> _Activity_: The entries below are to be repeated verbatim, in full.

=== Begin Enclosure ===

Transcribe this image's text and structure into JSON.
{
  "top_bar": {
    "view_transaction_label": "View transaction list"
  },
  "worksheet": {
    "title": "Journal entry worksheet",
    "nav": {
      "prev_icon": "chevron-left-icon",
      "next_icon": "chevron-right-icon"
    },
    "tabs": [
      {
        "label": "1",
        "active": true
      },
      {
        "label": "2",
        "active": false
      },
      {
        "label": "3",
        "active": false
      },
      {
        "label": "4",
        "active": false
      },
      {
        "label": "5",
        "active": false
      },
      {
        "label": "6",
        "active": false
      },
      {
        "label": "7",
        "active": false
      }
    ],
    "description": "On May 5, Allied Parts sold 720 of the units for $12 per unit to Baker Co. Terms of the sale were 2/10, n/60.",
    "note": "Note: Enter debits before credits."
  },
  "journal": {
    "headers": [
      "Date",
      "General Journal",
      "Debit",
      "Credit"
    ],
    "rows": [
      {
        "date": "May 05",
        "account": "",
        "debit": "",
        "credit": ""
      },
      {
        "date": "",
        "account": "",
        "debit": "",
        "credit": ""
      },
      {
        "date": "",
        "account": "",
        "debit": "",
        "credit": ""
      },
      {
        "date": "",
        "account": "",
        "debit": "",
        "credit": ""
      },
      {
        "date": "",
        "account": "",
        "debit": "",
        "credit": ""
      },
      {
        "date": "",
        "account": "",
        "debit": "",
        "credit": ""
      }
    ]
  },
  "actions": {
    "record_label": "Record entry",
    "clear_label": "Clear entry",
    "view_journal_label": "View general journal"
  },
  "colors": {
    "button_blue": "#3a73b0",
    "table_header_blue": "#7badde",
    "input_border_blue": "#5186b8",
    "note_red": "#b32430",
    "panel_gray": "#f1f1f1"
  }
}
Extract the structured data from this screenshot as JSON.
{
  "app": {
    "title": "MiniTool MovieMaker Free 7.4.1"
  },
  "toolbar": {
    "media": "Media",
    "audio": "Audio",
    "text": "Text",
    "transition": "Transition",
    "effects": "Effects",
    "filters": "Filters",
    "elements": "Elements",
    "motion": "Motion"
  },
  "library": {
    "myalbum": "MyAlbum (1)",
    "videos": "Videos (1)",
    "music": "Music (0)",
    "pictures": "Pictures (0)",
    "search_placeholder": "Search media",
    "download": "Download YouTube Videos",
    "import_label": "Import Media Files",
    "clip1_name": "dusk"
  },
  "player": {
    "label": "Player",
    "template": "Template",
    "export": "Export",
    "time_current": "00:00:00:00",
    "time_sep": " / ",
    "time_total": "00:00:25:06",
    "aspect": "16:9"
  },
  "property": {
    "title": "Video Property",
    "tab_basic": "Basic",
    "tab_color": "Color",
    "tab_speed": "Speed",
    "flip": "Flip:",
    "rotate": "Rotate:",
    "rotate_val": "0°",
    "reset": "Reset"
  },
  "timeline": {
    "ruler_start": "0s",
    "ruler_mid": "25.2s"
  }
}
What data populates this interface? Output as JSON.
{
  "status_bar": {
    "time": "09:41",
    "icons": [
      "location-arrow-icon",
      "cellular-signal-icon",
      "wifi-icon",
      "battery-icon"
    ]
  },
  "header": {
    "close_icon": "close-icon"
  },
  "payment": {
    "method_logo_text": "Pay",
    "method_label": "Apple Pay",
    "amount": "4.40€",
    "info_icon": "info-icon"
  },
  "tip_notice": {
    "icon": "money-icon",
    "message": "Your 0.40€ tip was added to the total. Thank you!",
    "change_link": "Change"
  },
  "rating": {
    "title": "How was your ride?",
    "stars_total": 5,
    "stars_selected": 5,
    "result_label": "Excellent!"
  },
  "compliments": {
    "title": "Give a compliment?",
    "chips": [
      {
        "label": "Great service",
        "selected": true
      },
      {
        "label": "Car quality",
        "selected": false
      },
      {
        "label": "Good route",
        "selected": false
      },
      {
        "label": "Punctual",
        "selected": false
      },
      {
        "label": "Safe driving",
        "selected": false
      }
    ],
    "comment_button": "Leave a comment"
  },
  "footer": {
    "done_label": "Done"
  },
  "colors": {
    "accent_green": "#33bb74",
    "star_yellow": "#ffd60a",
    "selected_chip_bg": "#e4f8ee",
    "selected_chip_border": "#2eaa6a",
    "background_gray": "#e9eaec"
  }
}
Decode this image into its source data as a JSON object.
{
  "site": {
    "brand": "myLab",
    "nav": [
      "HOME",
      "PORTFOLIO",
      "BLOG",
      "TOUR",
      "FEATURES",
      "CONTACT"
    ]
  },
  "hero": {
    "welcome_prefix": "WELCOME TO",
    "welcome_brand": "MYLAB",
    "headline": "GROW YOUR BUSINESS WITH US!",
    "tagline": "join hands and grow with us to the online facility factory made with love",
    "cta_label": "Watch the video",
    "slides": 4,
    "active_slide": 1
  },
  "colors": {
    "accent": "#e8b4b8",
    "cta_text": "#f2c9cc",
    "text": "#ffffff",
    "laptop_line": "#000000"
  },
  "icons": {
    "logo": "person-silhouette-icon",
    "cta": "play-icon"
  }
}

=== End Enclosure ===

> _Answer section_:
Transcribe this image's text and structure into JSON.
{
  "top_bar": {
    "view_transaction_label": "View transaction list"
  },
  "worksheet": {
    "title": "Journal entry worksheet",
    "nav": {
      "prev_icon": "chevron-left-icon",
      "next_icon": "chevron-right-icon"
    },
    "tabs": [
      {
        "label": "1",
        "active": true
      },
      {
        "label": "2",
        "active": false
      },
      {
        "label": "3",
        "active": false
      },
      {
        "label": "4",
        "active": false
      },
      {
        "label": "5",
        "active": false
      },
      {
        "label": "6",
        "active": false
      },
      {
        "label": "7",
        "active": false
      }
    ],
    "description": "On May 5, Allied Parts sold 720 of the units for $12 per unit to Baker Co. Terms of the sale were 2/10, n/60.",
    "note": "Note: Enter debits before credits."
  },
  "journal": {
    "headers": [
      "Date",
      "General Journal",
      "Debit",
      "Credit"
    ],
    "rows": [
      {
        "date": "May 05",
        "account": "",
        "debit": "",
        "credit": ""
      },
      {
        "date": "",
        "account": "",
        "debit": "",
        "credit": ""
      },
      {
        "date": "",
        "account": "",
        "debit": "",
        "credit": ""
      },
      {
        "date": "",
        "account": "",
        "debit": "",
        "credit": ""
      },
      {
        "date": "",
        "account": "",
        "debit": "",
        "credit": ""
      },
      {
        "date": "",
        "account": "",
        "debit": "",
        "credit": ""
      }
    ]
  },
  "actions": {
    "record_label": "Record entry",
    "clear_label": "Clear entry",
    "view_journal_label": "View general journal"
  },
  "colors": {
    "button_blue": "#3a73b0",
    "table_header_blue": "#7badde",
    "input_border_blue": "#5186b8",
    "note_red": "#b32430",
    "panel_gray": "#f1f1f1"
  }
}
Extract the structured data from this screenshot as JSON.
{
  "app": {
    "title": "MiniTool MovieMaker Free 7.4.1"
  },
  "toolbar": {
    "media": "Media",
    "audio": "Audio",
    "text": "Text",
    "transition": "Transition",
    "effects": "Effects",
    "filters": "Filters",
    "elements": "Elements",
    "motion": "Motion"
  },
  "library": {
    "myalbum": "MyAlbum (1)",
    "videos": "Videos (1)",
    "music": "Music (0)",
    "pictures": "Pictures (0)",
    "search_placeholder": "Search media",
    "download": "Download YouTube Videos",
    "import_label": "Import Media Files",
    "clip1_name": "dusk"
  },
  "player": {
    "label": "Player",
    "template": "Template",
    "export": "Export",
    "time_current": "00:00:00:00",
    "time_sep": " / ",
    "time_total": "00:00:25:06",
    "aspect": "16:9"
  },
  "property": {
    "title": "Video Property",
    "tab_basic": "Basic",
    "tab_color": "Color",
    "tab_speed": "Speed",
    "flip": "Flip:",
    "rotate": "Rotate:",
    "rotate_val": "0°",
    "reset": "Reset"
  },
  "timeline": {
    "ruler_start": "0s",
    "ruler_mid": "25.2s"
  }
}
What data populates this interface? Output as JSON.
{
  "status_bar": {
    "time": "09:41",
    "icons": [
      "location-arrow-icon",
      "cellular-signal-icon",
      "wifi-icon",
      "battery-icon"
    ]
  },
  "header": {
    "close_icon": "close-icon"
  },
  "payment": {
    "method_logo_text": "Pay",
    "method_label": "Apple Pay",
    "amount": "4.40€",
    "info_icon": "info-icon"
  },
  "tip_notice": {
    "icon": "money-icon",
    "message": "Your 0.40€ tip was added to the total. Thank you!",
    "change_link": "Change"
  },
  "rating": {
    "title": "How was your ride?",
    "stars_total": 5,
    "stars_selected": 5,
    "result_label": "Excellent!"
  },
  "compliments": {
    "title": "Give a compliment?",
    "chips": [
      {
        "label": "Great service",
        "selected": true
      },
      {
        "label": "Car quality",
        "selected": false
      },
      {
        "label": "Good route",
        "selected": false
      },
      {
        "label": "Punctual",
        "selected": false
      },
      {
        "label": "Safe driving",
        "selected": false
      }
    ],
    "comment_button": "Leave a comment"
  },
  "footer": {
    "done_label": "Done"
  },
  "colors": {
    "accent_green": "#33bb74",
    "star_yellow": "#ffd60a",
    "selected_chip_bg": "#e4f8ee",
    "selected_chip_border": "#2eaa6a",
    "background_gray": "#e9eaec"
  }
}
Decode this image into its source data as a JSON object.
{
  "site": {
    "brand": "myLab",
    "nav": [
      "HOME",
      "PORTFOLIO",
      "BLOG",
      "TOUR",
      "FEATURES",
      "CONTACT"
    ]
  },
  "hero": {
    "welcome_prefix": "WELCOME TO",
    "welcome_brand": "MYLAB",
    "headline": "GROW YOUR BUSINESS WITH US!",
    "tagline": "join hands and grow with us to the online facility factory made with love",
    "cta_label": "Watch the video",
    "slides": 4,
    "active_slide": 1
  },
  "colors": {
    "accent": "#e8b4b8",
    "cta_text": "#f2c9cc",
    "text": "#ffffff",
    "laptop_line": "#000000"
  },
  "icons": {
    "logo": "person-silhouette-icon",
    "cta": "play-icon"
  }
}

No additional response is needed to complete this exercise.